As a result, my mother believed all trees were sacred — and her personal crusade.  She could not bear the idea of anyone cutting down a tree and that’s why we had so much land. When our neighbors decided to sell the woods next to our house, my mother told my father that he was going to borrow however much money it would cost him to get that parcel because someone else might build factory or an apartment house.

Photo: Garry Armstrong

Those were her trees. Really, they were all her trees. From tiny little sprigs to the giant white oaks that towered over the house, they were hers.

Every year, she called the city’s tree specialists to check out the condition of the white oaks on our property. They were the last remaining white oaks in the five Burroughs, all the rest having been cut down to use as masts on sailing ships. How they missed that little corner of New York? Just luck.

I still hate the idea of cutting down trees, even when its obvious the tree needs cutting. We had to take down some trees that were too close to the chimney and we had a cutter come and cut down about two dozen more oaks because they were growing so close together, it was unhealthy. Also, we had no light in the house at all. But it hurt me to see the trees being felled, even though it was necessary, safe, and would in the end, improve the forest.
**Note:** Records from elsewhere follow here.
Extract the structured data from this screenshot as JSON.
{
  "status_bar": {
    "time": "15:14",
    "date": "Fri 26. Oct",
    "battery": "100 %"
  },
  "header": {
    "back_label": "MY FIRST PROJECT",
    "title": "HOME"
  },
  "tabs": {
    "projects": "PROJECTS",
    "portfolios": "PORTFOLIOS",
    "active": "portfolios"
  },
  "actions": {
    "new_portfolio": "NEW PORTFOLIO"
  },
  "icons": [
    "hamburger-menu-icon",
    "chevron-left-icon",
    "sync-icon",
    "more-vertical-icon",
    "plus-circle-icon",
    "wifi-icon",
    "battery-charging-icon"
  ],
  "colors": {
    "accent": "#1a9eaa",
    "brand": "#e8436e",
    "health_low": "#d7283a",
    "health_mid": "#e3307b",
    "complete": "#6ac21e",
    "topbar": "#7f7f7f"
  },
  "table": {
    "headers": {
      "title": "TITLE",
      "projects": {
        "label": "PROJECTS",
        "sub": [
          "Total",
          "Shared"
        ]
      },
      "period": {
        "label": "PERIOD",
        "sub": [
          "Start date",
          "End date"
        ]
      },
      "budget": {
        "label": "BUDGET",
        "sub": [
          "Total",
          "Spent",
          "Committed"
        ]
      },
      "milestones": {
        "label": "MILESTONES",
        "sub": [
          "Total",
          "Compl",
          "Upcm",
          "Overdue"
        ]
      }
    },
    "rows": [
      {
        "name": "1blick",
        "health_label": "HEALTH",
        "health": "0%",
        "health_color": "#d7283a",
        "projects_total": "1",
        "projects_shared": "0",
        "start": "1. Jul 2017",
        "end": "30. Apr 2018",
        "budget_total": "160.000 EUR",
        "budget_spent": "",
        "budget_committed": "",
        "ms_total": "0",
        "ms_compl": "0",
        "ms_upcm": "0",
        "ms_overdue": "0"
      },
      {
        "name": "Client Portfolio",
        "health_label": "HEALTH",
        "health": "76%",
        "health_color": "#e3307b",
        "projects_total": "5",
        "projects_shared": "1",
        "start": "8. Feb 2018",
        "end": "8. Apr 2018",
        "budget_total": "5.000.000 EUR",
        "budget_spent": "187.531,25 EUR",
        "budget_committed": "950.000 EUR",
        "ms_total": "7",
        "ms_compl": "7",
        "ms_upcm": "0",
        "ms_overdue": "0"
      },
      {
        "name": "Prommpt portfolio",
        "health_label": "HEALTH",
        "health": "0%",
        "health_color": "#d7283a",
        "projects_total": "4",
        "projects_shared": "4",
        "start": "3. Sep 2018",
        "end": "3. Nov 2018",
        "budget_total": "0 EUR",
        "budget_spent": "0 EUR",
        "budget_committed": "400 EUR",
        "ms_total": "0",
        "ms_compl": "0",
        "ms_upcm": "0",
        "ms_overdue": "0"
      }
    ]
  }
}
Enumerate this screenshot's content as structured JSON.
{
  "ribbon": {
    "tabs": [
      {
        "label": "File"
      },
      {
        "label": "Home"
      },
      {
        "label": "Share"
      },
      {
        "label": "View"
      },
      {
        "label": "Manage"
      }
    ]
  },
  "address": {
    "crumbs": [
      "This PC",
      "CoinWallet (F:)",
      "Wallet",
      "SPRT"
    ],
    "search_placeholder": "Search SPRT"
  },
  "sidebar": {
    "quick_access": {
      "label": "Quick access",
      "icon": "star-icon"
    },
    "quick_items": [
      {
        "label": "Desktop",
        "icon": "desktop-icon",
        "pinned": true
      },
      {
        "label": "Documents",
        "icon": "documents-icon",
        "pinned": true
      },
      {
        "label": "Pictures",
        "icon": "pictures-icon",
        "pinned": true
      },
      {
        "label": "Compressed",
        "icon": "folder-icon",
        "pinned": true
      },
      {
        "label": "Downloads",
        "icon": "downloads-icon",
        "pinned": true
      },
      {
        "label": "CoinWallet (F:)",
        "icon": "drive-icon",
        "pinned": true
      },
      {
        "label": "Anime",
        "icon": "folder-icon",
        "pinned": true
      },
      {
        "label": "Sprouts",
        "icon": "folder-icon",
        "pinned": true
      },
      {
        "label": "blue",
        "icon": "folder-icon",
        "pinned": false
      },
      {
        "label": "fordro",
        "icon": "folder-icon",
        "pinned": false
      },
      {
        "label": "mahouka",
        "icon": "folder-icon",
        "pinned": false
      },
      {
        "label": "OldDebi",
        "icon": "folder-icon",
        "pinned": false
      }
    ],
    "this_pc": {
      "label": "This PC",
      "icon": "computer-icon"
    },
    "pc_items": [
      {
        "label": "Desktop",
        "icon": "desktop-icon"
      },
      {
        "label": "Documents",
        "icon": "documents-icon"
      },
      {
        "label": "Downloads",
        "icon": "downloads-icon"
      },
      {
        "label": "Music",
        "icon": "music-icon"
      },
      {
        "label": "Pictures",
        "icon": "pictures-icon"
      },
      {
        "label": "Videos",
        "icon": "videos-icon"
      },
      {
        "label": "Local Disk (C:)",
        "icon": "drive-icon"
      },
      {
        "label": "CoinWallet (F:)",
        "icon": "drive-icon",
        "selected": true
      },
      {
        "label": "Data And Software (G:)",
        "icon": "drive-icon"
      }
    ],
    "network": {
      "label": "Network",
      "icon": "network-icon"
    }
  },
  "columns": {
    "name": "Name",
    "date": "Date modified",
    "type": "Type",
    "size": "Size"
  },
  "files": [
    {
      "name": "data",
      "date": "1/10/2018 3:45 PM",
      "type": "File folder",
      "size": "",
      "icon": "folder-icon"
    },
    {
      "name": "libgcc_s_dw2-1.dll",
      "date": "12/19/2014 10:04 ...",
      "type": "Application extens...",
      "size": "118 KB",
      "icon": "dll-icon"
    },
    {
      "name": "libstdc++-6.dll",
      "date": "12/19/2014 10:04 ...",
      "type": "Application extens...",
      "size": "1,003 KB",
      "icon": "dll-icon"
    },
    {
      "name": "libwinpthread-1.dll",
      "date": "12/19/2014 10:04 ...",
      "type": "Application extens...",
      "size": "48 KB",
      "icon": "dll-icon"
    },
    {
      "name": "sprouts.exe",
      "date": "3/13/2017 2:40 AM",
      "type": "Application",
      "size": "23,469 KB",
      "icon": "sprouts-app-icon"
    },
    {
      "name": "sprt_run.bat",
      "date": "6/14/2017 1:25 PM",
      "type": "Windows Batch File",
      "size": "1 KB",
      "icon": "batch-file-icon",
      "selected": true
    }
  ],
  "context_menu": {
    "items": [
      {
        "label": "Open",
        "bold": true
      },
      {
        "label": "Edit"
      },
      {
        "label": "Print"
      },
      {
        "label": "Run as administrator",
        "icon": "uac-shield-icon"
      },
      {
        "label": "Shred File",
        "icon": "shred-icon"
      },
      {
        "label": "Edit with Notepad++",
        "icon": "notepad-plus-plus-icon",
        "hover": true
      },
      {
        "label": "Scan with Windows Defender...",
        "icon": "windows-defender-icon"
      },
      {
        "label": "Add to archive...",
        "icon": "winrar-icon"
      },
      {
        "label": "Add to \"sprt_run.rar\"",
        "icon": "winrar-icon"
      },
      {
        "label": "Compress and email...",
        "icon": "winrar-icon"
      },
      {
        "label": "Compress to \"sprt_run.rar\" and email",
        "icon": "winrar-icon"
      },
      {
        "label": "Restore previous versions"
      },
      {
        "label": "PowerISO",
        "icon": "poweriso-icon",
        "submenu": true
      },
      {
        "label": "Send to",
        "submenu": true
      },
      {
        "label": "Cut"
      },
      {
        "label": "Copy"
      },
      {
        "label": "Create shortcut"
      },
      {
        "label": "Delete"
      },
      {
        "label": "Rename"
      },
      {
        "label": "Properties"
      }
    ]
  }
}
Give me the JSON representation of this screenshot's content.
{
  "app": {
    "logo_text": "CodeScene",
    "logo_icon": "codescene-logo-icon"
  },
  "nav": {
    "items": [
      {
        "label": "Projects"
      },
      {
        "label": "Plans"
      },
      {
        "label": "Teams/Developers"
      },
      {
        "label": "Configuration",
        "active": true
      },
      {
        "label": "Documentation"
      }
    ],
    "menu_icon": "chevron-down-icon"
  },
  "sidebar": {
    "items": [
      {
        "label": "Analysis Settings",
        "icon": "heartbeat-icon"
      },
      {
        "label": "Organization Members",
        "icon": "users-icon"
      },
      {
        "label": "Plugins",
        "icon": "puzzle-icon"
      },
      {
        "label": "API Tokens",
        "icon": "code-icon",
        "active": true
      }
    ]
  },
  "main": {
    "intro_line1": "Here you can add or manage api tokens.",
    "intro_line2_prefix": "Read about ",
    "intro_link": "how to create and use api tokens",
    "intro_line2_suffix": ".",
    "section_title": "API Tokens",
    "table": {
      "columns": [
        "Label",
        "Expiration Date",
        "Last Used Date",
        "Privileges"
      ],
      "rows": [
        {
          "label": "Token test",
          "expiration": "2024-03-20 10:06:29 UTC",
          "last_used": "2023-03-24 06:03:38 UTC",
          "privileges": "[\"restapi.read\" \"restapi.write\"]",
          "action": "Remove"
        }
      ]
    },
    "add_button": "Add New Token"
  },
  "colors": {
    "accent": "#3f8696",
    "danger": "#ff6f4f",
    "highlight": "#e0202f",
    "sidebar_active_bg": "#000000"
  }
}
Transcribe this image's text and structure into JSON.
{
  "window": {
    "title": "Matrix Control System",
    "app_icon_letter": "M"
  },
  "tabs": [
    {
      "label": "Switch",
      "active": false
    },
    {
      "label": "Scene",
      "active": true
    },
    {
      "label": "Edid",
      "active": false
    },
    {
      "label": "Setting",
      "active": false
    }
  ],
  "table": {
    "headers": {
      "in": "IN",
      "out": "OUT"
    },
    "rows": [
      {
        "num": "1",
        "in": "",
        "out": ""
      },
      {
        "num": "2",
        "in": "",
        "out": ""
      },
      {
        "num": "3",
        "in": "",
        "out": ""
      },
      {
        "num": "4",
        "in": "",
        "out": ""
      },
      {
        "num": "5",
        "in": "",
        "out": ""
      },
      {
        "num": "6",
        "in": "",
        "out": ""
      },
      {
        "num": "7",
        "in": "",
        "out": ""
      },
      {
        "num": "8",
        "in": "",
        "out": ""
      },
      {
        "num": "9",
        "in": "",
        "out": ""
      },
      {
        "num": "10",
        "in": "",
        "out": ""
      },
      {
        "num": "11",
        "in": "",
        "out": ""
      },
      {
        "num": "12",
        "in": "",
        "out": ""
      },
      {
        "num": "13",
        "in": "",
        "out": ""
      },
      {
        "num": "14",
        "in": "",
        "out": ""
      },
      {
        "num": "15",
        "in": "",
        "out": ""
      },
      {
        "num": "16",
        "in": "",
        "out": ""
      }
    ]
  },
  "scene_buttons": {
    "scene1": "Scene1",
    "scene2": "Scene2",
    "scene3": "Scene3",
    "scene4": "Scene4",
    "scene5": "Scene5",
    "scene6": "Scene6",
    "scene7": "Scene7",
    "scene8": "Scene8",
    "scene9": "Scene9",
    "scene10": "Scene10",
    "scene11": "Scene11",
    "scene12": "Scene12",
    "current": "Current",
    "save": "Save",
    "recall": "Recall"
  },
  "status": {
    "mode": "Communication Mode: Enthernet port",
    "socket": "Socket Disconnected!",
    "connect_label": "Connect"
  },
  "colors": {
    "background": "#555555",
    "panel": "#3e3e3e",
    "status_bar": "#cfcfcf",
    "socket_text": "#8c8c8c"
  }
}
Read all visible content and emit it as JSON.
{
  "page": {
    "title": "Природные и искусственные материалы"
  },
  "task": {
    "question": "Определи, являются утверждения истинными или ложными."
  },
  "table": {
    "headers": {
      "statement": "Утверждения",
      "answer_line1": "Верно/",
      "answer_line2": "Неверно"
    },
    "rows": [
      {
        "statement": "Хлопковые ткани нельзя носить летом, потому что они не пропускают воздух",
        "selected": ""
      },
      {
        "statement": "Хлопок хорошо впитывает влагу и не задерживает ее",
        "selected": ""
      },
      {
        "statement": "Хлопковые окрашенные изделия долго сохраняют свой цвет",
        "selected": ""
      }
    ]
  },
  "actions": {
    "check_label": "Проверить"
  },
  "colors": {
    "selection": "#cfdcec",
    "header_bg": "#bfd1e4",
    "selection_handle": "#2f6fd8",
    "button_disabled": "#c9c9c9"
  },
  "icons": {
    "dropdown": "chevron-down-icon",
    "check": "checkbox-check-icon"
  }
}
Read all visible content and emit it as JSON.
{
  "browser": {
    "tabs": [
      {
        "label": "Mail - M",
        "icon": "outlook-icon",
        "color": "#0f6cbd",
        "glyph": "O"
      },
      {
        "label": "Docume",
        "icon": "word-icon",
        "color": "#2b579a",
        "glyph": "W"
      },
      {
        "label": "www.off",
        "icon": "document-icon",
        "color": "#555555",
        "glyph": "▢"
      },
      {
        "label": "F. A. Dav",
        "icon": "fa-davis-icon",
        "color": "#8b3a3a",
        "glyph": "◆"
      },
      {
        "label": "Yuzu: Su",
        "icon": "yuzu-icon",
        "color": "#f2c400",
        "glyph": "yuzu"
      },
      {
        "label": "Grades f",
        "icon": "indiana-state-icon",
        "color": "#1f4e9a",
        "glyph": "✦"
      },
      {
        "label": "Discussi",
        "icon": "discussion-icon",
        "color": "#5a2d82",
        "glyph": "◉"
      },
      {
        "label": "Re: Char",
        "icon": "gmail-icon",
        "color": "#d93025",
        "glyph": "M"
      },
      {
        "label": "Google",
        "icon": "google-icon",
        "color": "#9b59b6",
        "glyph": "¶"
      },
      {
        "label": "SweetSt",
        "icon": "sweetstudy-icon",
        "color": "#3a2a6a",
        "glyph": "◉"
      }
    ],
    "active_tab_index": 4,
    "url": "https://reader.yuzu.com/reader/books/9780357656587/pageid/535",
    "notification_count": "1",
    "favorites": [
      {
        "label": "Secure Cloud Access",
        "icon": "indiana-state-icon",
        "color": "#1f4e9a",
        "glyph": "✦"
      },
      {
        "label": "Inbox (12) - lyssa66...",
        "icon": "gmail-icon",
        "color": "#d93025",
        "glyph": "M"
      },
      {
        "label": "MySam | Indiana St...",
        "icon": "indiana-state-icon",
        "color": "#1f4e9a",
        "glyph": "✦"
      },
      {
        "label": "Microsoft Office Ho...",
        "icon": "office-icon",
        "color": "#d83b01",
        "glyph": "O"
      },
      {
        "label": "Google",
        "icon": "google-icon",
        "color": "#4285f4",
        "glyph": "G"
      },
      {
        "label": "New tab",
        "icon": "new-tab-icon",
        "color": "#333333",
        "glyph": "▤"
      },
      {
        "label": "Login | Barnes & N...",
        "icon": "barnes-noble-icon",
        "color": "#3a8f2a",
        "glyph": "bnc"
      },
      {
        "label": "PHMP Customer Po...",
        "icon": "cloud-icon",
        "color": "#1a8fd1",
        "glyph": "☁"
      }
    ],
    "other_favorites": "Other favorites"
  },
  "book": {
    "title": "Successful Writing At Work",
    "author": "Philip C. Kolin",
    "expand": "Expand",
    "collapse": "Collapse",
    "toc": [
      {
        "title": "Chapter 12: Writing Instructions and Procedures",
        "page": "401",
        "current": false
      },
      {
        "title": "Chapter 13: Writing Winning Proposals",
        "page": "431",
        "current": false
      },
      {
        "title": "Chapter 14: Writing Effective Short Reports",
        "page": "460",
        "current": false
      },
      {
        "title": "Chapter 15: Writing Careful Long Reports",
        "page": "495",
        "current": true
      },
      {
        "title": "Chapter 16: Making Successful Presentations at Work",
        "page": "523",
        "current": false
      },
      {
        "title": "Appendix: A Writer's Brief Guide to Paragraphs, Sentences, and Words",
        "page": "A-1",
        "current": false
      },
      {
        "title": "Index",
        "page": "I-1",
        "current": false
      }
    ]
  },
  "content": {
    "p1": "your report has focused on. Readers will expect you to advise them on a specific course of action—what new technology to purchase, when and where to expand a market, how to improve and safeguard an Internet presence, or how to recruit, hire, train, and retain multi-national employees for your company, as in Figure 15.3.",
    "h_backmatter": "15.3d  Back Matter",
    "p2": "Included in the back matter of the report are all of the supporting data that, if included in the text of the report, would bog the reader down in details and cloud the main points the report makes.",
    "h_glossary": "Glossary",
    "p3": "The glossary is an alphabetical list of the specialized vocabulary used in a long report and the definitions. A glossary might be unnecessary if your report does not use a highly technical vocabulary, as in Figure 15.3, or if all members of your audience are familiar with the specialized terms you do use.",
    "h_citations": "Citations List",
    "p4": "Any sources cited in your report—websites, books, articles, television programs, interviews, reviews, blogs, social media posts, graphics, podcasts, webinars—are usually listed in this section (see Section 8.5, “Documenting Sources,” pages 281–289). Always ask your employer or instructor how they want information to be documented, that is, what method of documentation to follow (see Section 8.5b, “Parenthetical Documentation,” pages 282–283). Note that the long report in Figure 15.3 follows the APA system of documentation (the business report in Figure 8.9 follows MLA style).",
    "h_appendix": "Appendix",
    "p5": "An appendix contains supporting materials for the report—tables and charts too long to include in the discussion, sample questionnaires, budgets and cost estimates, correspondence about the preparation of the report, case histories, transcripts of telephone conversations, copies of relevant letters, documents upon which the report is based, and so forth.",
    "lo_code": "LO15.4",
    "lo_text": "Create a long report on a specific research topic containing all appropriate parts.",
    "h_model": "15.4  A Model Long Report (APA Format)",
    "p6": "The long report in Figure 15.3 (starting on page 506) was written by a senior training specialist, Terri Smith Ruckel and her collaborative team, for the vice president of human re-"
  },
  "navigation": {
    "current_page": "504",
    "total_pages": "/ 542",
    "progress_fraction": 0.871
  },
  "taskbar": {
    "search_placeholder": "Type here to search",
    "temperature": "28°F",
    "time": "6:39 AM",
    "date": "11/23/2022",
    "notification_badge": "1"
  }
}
Photo: Garry Armstrong

I grew up hating trash. I grew up believing littering was a crime. That hurting any living creature was cruel and even though I never made it to vegetarian, I feel guilty eating meat. I don’t believe that vegan is a healthier way to eat, but I dislike knowing something died so I could eat. I don’t think it will ever stop bothering me.

I learned early that breakwaters damaged the sea-shore. That sandy beaches can disappear during a hurricane. Several local beaches did exactly that while I was growing up on Long Island. That dune buggies destroy the dunes, the nests, the birds, the baby birds.

Dirty water swan

And my loathing of people who throw trash into the woods or the river grows with every passing year. Every time we go down to the river to take pictures of the swans, I see them swimming through trash and wonder how they can eat whatever is growing in the grungy water that’s full of filth.

It wasn’t hard to make me ecologically conscious and six years working at the University of Jerusalem’s Environmental Health Laboratory taught me much more than I wanted to know. I saw the plumes of pollution pouring out of the rivers into the Mediterranean. I saw the reports of what was in those plumes.

I understood also that just because a microbe is in the water does not mean you will necessarily catch it because not all microbes are absorbed the same way … but after seeing those pictures, I could never bring myself to swim in the Mediterranean again.

At this point, I don’t even like swimming pools. All I see are tubs of microbes.